Ariane 6 engine core aces qualification tests
The rocket that will power the first stage of ESA's Ariane 6 launcher has passed its qualification tests. Having completed a series of static firings lasting a total of almost four hours, the Vulcain 2.1 liquid-fueled engine can now go on to combined testing in French Guiana.
The successor rocket to ESA's Ariane 5 rocket, the €3.6-billion (US$3.9-billion) Ariane 6 has been under development since 2010 and, if all goes as planned, is scheduled to fly sometime next year. One of the key components of this is the Vulcain 2.1 engine, which is an upgrade of the Vulcain 2 engines used on Ariane 5.
Like the Vulcain 2, the Vulcain 2.1 is fueled by liquid oxygen and liquid hydrogen, though is produces 310,000 lb of thrust instead of 256,300 lb and is designed to power the booster for the first eight minutes of flight, sending the upper stage to an altitude of 200 km (120 mi).

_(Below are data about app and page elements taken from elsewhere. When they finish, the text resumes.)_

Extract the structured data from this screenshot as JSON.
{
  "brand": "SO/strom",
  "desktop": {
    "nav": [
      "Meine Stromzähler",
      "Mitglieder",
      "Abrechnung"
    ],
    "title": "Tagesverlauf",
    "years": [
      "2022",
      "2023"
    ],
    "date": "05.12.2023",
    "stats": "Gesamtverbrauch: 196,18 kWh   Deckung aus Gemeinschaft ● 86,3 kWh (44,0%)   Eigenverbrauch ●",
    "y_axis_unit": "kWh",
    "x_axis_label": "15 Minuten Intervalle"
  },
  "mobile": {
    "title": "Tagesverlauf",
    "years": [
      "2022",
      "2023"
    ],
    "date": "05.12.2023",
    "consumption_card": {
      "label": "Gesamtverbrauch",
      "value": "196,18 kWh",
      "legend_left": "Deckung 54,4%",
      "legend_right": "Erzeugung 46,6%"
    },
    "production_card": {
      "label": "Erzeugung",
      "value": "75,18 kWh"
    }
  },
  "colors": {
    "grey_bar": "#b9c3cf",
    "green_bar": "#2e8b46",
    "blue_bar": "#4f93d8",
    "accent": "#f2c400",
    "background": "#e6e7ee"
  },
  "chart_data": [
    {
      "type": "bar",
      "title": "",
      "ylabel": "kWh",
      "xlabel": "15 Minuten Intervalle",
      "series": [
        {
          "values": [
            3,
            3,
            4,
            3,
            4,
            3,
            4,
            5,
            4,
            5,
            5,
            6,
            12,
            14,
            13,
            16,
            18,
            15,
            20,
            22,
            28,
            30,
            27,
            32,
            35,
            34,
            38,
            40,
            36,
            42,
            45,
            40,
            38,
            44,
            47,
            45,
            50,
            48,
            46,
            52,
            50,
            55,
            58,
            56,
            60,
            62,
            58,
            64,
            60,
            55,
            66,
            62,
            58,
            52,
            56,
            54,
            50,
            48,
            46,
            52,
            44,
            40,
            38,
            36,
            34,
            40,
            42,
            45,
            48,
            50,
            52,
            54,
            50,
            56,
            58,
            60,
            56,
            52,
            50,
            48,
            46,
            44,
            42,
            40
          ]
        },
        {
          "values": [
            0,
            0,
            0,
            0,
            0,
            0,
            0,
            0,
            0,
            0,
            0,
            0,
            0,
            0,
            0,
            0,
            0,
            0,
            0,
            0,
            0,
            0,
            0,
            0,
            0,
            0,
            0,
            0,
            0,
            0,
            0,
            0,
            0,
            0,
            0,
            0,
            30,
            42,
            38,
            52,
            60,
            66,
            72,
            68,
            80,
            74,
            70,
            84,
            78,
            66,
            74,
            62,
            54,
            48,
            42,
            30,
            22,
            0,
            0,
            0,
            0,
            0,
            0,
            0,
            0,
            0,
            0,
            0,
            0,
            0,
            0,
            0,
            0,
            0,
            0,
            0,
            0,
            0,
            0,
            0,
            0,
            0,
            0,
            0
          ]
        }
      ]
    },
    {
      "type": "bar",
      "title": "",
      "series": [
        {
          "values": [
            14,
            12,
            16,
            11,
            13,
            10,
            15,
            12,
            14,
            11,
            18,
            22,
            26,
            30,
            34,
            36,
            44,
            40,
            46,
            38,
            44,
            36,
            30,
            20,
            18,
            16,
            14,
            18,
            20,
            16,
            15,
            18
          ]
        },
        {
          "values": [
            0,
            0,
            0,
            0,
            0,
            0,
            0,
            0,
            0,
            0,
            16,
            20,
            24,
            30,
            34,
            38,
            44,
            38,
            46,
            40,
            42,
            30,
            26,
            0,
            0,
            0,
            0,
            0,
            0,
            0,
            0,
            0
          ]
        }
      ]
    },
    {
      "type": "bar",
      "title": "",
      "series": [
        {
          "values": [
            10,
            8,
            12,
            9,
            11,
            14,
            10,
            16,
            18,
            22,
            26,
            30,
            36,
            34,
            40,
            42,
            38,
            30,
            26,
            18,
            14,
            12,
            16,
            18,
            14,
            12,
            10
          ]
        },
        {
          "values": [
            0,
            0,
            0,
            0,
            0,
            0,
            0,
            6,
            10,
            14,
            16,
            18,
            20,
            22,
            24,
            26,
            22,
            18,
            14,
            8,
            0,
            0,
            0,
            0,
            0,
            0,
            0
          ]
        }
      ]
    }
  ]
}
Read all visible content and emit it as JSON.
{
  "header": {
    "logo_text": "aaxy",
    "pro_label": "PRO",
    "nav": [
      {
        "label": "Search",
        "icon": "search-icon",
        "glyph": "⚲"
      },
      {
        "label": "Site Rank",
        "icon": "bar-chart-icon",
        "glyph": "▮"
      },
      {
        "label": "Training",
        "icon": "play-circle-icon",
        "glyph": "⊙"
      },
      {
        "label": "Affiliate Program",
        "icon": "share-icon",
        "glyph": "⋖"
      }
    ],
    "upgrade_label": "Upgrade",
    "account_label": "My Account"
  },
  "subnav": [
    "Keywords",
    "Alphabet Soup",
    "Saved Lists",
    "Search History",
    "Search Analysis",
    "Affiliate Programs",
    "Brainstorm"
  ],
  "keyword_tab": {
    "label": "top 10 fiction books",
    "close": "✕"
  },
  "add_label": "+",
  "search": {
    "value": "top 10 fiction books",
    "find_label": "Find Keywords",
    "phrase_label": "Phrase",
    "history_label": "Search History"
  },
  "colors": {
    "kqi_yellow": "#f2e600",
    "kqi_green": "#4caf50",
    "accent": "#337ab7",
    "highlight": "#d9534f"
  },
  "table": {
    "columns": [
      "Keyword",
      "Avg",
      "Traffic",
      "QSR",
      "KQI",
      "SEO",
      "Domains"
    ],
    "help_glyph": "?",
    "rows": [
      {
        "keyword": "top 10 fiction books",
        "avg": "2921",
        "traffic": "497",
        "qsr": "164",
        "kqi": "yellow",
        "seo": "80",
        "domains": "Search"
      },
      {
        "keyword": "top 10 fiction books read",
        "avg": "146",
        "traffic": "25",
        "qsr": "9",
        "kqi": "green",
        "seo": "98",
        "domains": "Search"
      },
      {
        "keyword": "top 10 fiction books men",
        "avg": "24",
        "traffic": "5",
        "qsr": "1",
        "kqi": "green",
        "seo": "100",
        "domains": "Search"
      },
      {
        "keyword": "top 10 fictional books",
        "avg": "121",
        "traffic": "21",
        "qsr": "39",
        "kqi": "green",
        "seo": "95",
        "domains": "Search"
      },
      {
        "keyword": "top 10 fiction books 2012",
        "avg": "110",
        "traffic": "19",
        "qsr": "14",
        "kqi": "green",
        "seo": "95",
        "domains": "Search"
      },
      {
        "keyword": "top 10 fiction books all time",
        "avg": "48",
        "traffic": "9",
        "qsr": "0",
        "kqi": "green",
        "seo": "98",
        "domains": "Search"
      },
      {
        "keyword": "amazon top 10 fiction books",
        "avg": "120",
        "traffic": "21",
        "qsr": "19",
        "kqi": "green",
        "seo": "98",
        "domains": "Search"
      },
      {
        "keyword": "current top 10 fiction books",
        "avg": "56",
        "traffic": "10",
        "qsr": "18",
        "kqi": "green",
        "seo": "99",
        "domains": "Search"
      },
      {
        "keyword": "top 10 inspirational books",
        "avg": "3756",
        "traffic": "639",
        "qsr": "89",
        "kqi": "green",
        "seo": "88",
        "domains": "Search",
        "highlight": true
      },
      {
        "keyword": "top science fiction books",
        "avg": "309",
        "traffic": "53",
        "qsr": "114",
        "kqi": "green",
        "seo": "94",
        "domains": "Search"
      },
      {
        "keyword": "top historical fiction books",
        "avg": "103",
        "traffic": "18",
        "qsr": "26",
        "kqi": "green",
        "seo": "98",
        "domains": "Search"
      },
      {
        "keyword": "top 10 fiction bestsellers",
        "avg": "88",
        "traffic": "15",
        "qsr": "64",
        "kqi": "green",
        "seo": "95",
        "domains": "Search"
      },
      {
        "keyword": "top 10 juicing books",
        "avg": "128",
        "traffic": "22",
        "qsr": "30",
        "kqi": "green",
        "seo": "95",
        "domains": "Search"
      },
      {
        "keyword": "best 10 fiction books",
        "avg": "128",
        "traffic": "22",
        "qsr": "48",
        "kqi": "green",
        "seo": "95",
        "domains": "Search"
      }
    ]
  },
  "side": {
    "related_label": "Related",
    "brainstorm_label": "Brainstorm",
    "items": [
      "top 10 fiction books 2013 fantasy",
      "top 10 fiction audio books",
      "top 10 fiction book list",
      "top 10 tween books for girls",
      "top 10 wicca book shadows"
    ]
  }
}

According to ESA, the Vulcain 2.1 passed its qualification review last week after two static testing campaigns conducted over 15 months at the DLR German Aerospace Center test facility in Lampoldshausen. The last of these was in July, during which the engine fired for 655 seconds for a final total test operation time of 13,798 seconds. During this time, the engine was not only operating, but the Ariane 6 booster's flight actuators were functioning, gimbaling it as if it was an actual launch.
Now that the tests in Germany have been completed, the Vulcain 2.1 will be refurbished and subjected to dynamic and vibration tests before being shipped to French Guiana to be installed in the Ariane 6 core stage for combined static-firing testing with the P120C solid-rocket booster to determine the core stage acceleration profile.
"These very positive results confirm the functional and mechanical behavior of Vulcain 2.1," says Guy Pilchen, ESA’s Ariane 6 launcher project manager. "The upcoming combined tests will qualify Ariane 6 subsystems at stage and launcher level."
The video below discusses the Vulcain 2.1 tests.